Interface dataset entries:
____

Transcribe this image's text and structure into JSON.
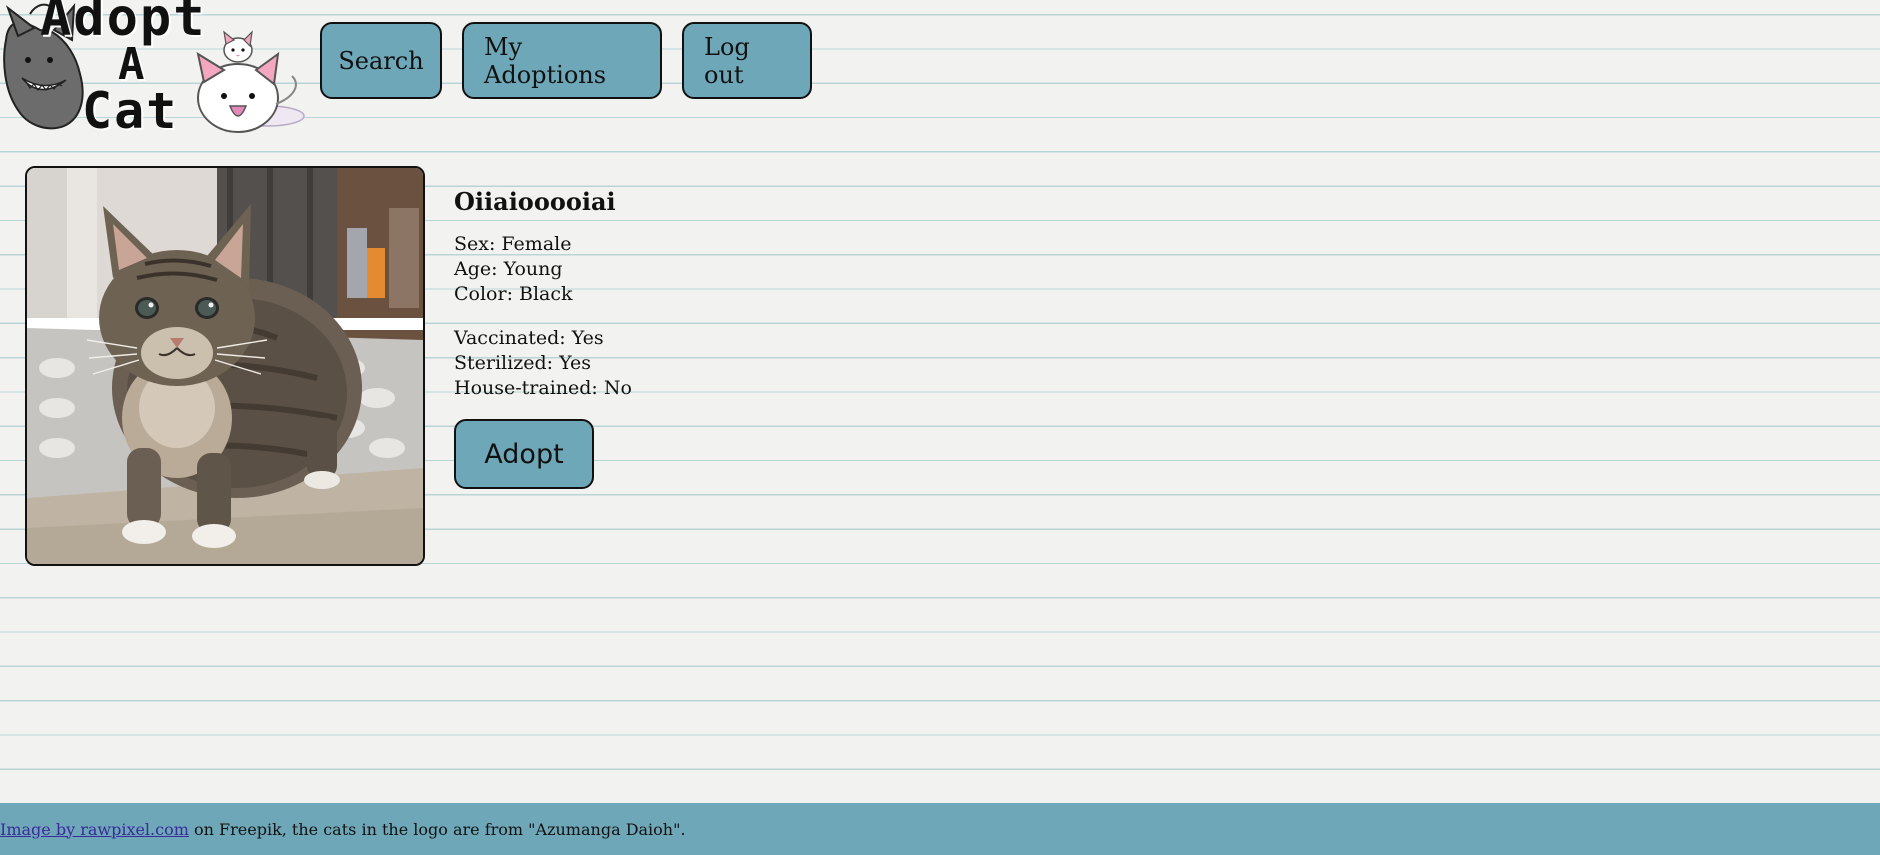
{
  "logo": {
    "line1": "Adopt",
    "line2": "A",
    "line3": "Cat"
  },
  "nav": {
    "search_label": "Search",
    "adoptions_label": "My Adoptions",
    "logout_label": "Log out"
  },
  "cat": {
    "name": "Oiiaiooooiai",
    "sex": "Sex: Female",
    "age": "Age: Young",
    "color": "Color: Black",
    "vaccinated": "Vaccinated: Yes",
    "sterilized": "Sterilized: Yes",
    "house_trained": "House-trained: No",
    "adopt_label": "Adopt"
  },
  "footer": {
    "link_text": "Image by rawpixel.com",
    "rest_text": " on Freepik, the cats in the logo are from \"Azumanga Daioh\"."
  },
  "colors": {
    "accent": "#6ea8b8",
    "page_background": "#f2f3f1",
    "ruled_line": "#b9d4d6",
    "link": "#3a2a9a"
  },
  "icons": {
    "logo_left": "grey-cat-icon",
    "logo_right": "white-cat-icon"
  }
}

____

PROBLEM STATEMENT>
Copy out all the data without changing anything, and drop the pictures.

SOLUTION FOR THIS TASK>
Transcribe this image's text and structure into JSON.
{
  "logo": {
    "line1": "Adopt",
    "line2": "A",
    "line3": "Cat"
  },
  "nav": {
    "search_label": "Search",
    "adoptions_label": "My Adoptions",
    "logout_label": "Log out"
  },
  "cat": {
    "name": "Oiiaiooooiai",
    "sex": "Sex: Female",
    "age": "Age: Young",
    "color": "Color: Black",
    "vaccinated": "Vaccinated: Yes",
    "sterilized": "Sterilized: Yes",
    "house_trained": "House-trained: No",
    "adopt_label": "Adopt"
  },
  "footer": {
    "link_text": "Image by rawpixel.com",
    "rest_text": " on Freepik, the cats in the logo are from \"Azumanga Daioh\"."
  },
  "colors": {
    "accent": "#6ea8b8",
    "page_background": "#f2f3f1",
    "ruled_line": "#b9d4d6",
    "link": "#3a2a9a"
  },
  "icons": {
    "logo_left": "grey-cat-icon",
    "logo_right": "white-cat-icon"
  }
}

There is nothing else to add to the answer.